■ **What needs to be done**:
Beneath this sentence is a set of records; write each of them out exactly.

■ **Provided data**:
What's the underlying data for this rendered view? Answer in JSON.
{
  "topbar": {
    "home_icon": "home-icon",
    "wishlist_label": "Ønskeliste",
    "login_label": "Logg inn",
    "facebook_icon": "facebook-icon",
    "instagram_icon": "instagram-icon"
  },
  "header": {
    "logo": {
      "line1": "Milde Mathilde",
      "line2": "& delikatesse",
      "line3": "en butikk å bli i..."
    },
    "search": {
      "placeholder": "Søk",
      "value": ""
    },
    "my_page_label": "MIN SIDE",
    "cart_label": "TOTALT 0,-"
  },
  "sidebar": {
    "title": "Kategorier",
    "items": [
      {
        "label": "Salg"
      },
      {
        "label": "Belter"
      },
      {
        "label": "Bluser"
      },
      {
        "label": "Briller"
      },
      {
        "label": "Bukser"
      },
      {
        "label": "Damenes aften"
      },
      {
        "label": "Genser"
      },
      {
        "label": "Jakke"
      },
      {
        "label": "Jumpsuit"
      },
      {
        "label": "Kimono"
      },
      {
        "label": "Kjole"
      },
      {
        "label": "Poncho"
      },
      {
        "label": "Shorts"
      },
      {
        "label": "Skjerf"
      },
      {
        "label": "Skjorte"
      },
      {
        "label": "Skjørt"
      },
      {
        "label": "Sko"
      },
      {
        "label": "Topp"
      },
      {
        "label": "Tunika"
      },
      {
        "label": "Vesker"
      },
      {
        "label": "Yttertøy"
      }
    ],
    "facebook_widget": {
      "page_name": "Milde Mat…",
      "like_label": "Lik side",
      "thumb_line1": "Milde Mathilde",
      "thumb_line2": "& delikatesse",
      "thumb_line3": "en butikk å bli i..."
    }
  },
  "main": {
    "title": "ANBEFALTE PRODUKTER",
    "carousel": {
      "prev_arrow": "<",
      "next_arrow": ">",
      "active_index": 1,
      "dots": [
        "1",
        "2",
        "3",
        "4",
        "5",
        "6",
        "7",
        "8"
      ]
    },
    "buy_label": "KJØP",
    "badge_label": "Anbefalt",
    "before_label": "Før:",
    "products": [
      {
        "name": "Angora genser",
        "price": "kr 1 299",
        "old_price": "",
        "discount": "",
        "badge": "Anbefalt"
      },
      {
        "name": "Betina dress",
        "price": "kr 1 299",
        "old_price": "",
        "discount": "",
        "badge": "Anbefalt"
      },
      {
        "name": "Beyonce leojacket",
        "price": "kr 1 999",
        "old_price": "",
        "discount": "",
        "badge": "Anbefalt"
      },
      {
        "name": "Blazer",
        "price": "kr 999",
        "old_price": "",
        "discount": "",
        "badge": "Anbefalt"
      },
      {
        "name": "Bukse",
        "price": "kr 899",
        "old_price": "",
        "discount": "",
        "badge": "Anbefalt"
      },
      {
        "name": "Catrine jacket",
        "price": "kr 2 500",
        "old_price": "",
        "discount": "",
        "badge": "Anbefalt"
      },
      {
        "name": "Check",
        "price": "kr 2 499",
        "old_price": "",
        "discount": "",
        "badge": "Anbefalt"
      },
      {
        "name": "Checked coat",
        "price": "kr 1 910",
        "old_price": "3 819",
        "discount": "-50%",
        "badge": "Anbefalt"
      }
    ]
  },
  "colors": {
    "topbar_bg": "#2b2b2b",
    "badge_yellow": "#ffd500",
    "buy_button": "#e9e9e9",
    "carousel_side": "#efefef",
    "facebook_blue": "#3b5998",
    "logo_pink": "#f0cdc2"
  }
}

■ **Reply**:
What's the underlying data for this rendered view? Answer in JSON.
{
  "topbar": {
    "home_icon": "home-icon",
    "wishlist_label": "Ønskeliste",
    "login_label": "Logg inn",
    "facebook_icon": "facebook-icon",
    "instagram_icon": "instagram-icon"
  },
  "header": {
    "logo": {
      "line1": "Milde Mathilde",
      "line2": "& delikatesse",
      "line3": "en butikk å bli i..."
    },
    "search": {
      "placeholder": "Søk",
      "value": ""
    },
    "my_page_label": "MIN SIDE",
    "cart_label": "TOTALT 0,-"
  },
  "sidebar": {
    "title": "Kategorier",
    "items": [
      {
        "label": "Salg"
      },
      {
        "label": "Belter"
      },
      {
        "label": "Bluser"
      },
      {
        "label": "Briller"
      },
      {
        "label": "Bukser"
      },
      {
        "label": "Damenes aften"
      },
      {
        "label": "Genser"
      },
      {
        "label": "Jakke"
      },
      {
        "label": "Jumpsuit"
      },
      {
        "label": "Kimono"
      },
      {
        "label": "Kjole"
      },
      {
        "label": "Poncho"
      },
      {
        "label": "Shorts"
      },
      {
        "label": "Skjerf"
      },
      {
        "label": "Skjorte"
      },
      {
        "label": "Skjørt"
      },
      {
        "label": "Sko"
      },
      {
        "label": "Topp"
      },
      {
        "label": "Tunika"
      },
      {
        "label": "Vesker"
      },
      {
        "label": "Yttertøy"
      }
    ],
    "facebook_widget": {
      "page_name": "Milde Mat…",
      "like_label": "Lik side",
      "thumb_line1": "Milde Mathilde",
      "thumb_line2": "& delikatesse",
      "thumb_line3": "en butikk å bli i..."
    }
  },
  "main": {
    "title": "ANBEFALTE PRODUKTER",
    "carousel": {
      "prev_arrow": "<",
      "next_arrow": ">",
      "active_index": 1,
      "dots": [
        "1",
        "2",
        "3",
        "4",
        "5",
        "6",
        "7",
        "8"
      ]
    },
    "buy_label": "KJØP",
    "badge_label": "Anbefalt",
    "before_label": "Før:",
    "products": [
      {
        "name": "Angora genser",
        "price": "kr 1 299",
        "old_price": "",
        "discount": "",
        "badge": "Anbefalt"
      },
      {
        "name": "Betina dress",
        "price": "kr 1 299",
        "old_price": "",
        "discount": "",
        "badge": "Anbefalt"
      },
      {
        "name": "Beyonce leojacket",
        "price": "kr 1 999",
        "old_price": "",
        "discount": "",
        "badge": "Anbefalt"
      },
      {
        "name": "Blazer",
        "price": "kr 999",
        "old_price": "",
        "discount": "",
        "badge": "Anbefalt"
      },
      {
        "name": "Bukse",
        "price": "kr 899",
        "old_price": "",
        "discount": "",
        "badge": "Anbefalt"
      },
      {
        "name": "Catrine jacket",
        "price": "kr 2 500",
        "old_price": "",
        "discount": "",
        "badge": "Anbefalt"
      },
      {
        "name": "Check",
        "price": "kr 2 499",
        "old_price": "",
        "discount": "",
        "badge": "Anbefalt"
      },
      {
        "name": "Checked coat",
        "price": "kr 1 910",
        "old_price": "3 819",
        "discount": "-50%",
        "badge": "Anbefalt"
      }
    ]
  },
  "colors": {
    "topbar_bg": "#2b2b2b",
    "badge_yellow": "#ffd500",
    "buy_button": "#e9e9e9",
    "carousel_side": "#efefef",
    "facebook_blue": "#3b5998",
    "logo_pink": "#f0cdc2"
  }
}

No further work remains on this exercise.